Assignment: Send each entry back exactly as given, pictures excluded.

Supplied records: Begin

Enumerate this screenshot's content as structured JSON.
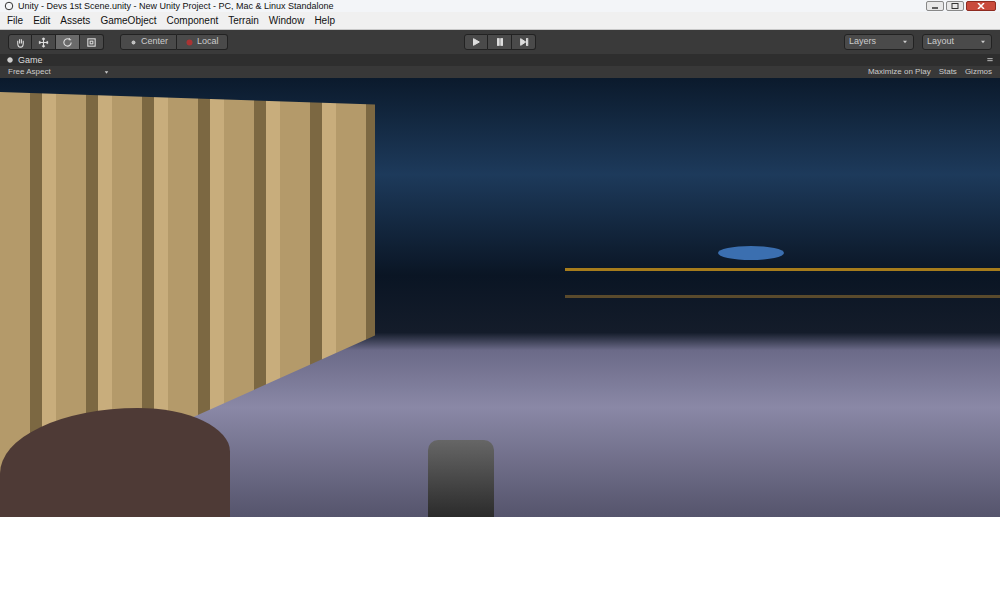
{
  "window": {
    "title": "Unity - Devs 1st Scene.unity - New Unity Project - PC, Mac & Linux Standalone"
  },
  "menu": [
    "File",
    "Edit",
    "Assets",
    "GameObject",
    "Component",
    "Terrain",
    "Window",
    "Help"
  ],
  "tools": [
    {
      "kind": "hand",
      "selected": false
    },
    {
      "kind": "move",
      "selected": false
    },
    {
      "kind": "rotate",
      "selected": true
    },
    {
      "kind": "scale",
      "selected": false
    }
  ],
  "pivot": {
    "center": "Center",
    "local": "Local"
  },
  "playback": {
    "playing": false,
    "paused": false
  },
  "layers": "Layers",
  "layout": "Layout",
  "game_panel": {
    "tab": "Game",
    "aspect": "Free Aspect",
    "options": [
      "Maximize on Play",
      "Stats",
      "Gizmos"
    ]
  }
}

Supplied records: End

Solution to this task:
Enumerate this screenshot's content as structured JSON.
{
  "window": {
    "title": "Unity - Devs 1st Scene.unity - New Unity Project - PC, Mac & Linux Standalone"
  },
  "menu": [
    "File",
    "Edit",
    "Assets",
    "GameObject",
    "Component",
    "Terrain",
    "Window",
    "Help"
  ],
  "tools": [
    {
      "kind": "hand",
      "selected": false
    },
    {
      "kind": "move",
      "selected": false
    },
    {
      "kind": "rotate",
      "selected": true
    },
    {
      "kind": "scale",
      "selected": false
    }
  ],
  "pivot": {
    "center": "Center",
    "local": "Local"
  },
  "playback": {
    "playing": false,
    "paused": false
  },
  "layers": "Layers",
  "layout": "Layout",
  "game_panel": {
    "tab": "Game",
    "aspect": "Free Aspect",
    "options": [
      "Maximize on Play",
      "Stats",
      "Gizmos"
    ]
  }
}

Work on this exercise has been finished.